This article is more than 1 year old
The cold, cold heart of Web 2.0
On the people-powered net, you're just another number
What's missing from the numbers
But in both cases there is a crucial aspect of human relations that is missed out and threatened as a result. This is that the means by which people discover, choose or access something can very often contribute its value. People are not only outcome-oriented.
Technologies such as recommendation systems, used most prominently by Amazon.com to help people find books and music they may like, can erode valuable processes by which people discover new authors or artists. The process of discovery is speeded up to the point where the end product also becomes that much more disposable. Bands now shoot to fame with their first record, then disappear soon after. The pursuit of maximum convenience in the cultural sphere risks dissolving what we value in it in the first place.

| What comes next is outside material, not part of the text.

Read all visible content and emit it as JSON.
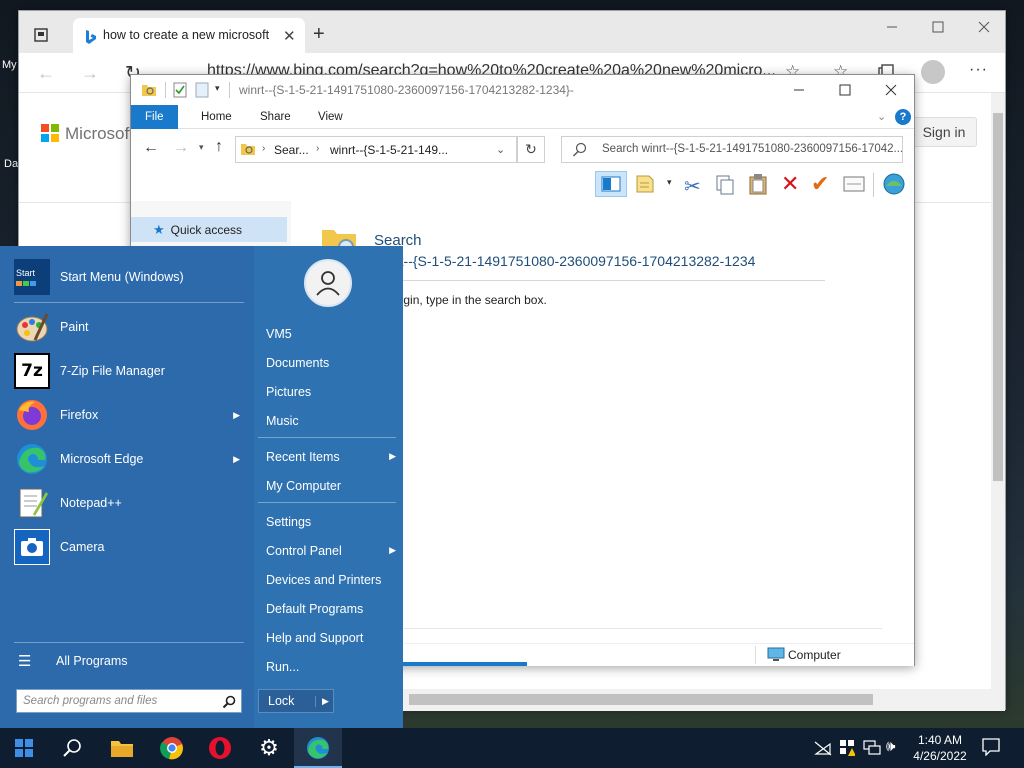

Outside of the economy - and very often within the economy too - we find that the constraints and accidents of everyday life are the basis for enjoyable and meaningful activities. They don't necessarily connect us to the people we most want to speak to or the music we most want to listen to. Sometimes they even frustrate us.
But this shouldn't lead to business process re-engineering. Becker would disagree, but when we vote, chat to neighbours, browse through a record shop we are not seeking some outcome in the most efficient manner available. We are engaging in an activity that we find valuable.
Undoubtedly there are instances where we do want our social lives to be more efficient. Organising a party can be time-consuming and tedious, and the fact that Facebook now makes this vastly easier is scarcely going to harm the atmosphere of the party.
But we should worry about this psychology seeping too far into our lives. What if there were an application that could make it easier to pass on my love to a family-member? What if I no longer needed to read books in order to cite them, but could search the quotes other people had extracted from them?
The irony is that Web 2.0 has been heralded as the dawn of a new era of community and togetherness. Through the financial eyes of a venture capitalist, this may appear to be true. For the rest of us, what this means is that community is now available to manipulate, choose and consume.
William Davies is a sociologist and policy analyst. His weblog is at Potlatch